The study was led by led by Genomics England and Queen Mary University of London.
“This pilot study highlights the potential [WGS] has to transform healthcare,” said Chris Wigley, CEO of Genomics England. “It gives medical professionals the ability to transform the way patient care is delivered – in particular allowing them to make more accurate diagnoses and offer more personalised treatments.”
A diet rich in fruit, vegetables, beans and tea could help guard against dementia, a study has found.
Researchers from the National and Kapodistrian University of Athens monitored around 1,000 people in their 70s, analysing their intake of foods believed to reduce inflammation in the body, such as vegetables.
They found that the volunteers who ate the most of these foods were three times less likely to develop dementia than those who ate the least. It may be that the participants who ate healthily also did other things to reduce their risk of dementia, such as exercise. More research is needed.
What went right at COP26
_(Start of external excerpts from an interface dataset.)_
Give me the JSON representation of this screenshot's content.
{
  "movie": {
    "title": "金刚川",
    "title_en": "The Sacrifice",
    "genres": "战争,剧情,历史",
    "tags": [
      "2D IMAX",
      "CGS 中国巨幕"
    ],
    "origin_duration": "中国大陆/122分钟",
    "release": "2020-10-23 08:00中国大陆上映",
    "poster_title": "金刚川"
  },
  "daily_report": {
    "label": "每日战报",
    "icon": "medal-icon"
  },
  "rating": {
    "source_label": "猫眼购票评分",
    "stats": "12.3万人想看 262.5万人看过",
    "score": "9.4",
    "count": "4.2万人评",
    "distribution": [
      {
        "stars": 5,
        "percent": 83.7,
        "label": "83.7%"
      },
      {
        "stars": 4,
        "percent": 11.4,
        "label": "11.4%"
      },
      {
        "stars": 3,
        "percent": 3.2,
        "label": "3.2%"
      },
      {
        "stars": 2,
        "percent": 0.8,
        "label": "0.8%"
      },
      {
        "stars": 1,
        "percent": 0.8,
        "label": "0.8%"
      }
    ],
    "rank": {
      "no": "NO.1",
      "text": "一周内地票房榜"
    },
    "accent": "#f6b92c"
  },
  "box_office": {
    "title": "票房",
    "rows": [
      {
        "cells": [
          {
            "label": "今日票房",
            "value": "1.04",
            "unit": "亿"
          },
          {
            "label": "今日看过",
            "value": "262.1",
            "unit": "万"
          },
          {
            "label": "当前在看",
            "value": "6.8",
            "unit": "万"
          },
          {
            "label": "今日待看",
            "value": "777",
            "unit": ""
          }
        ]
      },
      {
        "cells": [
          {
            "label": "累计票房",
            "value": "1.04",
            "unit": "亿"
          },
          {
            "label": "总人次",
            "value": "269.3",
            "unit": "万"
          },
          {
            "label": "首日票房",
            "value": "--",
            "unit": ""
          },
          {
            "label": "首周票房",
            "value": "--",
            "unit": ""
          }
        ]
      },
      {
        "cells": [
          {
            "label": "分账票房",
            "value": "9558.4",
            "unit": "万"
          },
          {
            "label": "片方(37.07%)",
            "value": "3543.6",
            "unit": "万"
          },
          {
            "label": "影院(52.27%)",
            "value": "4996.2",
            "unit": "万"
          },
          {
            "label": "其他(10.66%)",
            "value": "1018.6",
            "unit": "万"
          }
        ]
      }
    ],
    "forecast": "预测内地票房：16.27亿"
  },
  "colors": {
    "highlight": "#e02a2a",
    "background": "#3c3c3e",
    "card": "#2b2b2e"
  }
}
Amid the flurry of political posturing at COP26, there were a few announcements that can be considered a sign of progress, writes Martin Wright in Glasgow.
Most encouraging, perhaps, is the accord announced unexpectedly between the world’s two largest polluters – the US and China.
The Glasgow Declaration saw the rival superpowers agree to work together to keep the 1.5C temperature rise target within reach – seen as vital to staving off catastrophic climate change. They also urged other countries to commit to “ambitious action”.
It wasn’t so much what was said, but who was saying it. The two countries had been locked in a war of words in the weeks preceding COP26, and with President Xi declining to attend, hopes that China might take a lead role in international climate diplomacy were fading fast. By making such a public statement with its main rival, China is now tying its reputation to global climate progress.
Image: Shanghai. Credit: Edward He
Ten nations and sub-regions — including France, New Zealand, Greenland and Wales — have signed up to the Beyond Oil and Gas Alliance.
Founded by Costa Rica and Denmark, it commit members to end new licensing rounds for oil and gas exploration.
Other, more economically significant states are expected to sign up shortly, sending a strong signal that the days of fossil fuels are numbered.
Image: Zbynek Burival
Nineteen maritime states – including Australia, Japan, the UK and US – have agreed to create a network of ‘green shipping corridors’ between their ports.
The ports would offer infrastructure for zero-emissions ships, including storage for hydrogen, ammonia and methanol – all of which are far greener than the ‘bunker fuel’ oil typically used for most ships.
Eventually, only zero-emissions vessels could be permitted to use the routes, providing an incentive for shipping companies to clean up their operations.
Image: Chris Pagan
It was announced this week that all HGV vehicles sold in the UK will have to be zero-emission by 2040, or 2035 in the case of those under 26 tonnes (which includes sizeable trucks).
This puts the UK in pole position when it comes to phasing out internal combustion engines from its vehicle fleets.
Meanwhile, several companies including Tesco have promised to have 100 per cent zero-emission delivery fleets by the end of the decade.
Image: Kyle Bushnell
Plans have been announced for a shark ‘superhighway’ in the Pacific Ocean. The Eastern Tropical Pacific Marine Corridor (CMAR), announced at COP26, will see Ecuador, Colombia, Panama and Costa Rica expand and join up their protected territorial waters, creating a 500,000 sq km sanctuary for marine life.
The CMAR will provide protection for sharks, whales and other species along an important migratory route, near to the Galapagos Islands. The region is popular with industrial fishing fleets, which will be prohibited from the CMAR.
Galapagos Conservancy, an environmental organisation, described the announcement as “a major victory for Galapagos and for our planet.”
Read the full story here.
Image: A whale shark. Credit: NOAA
Main image: Benjamin Davies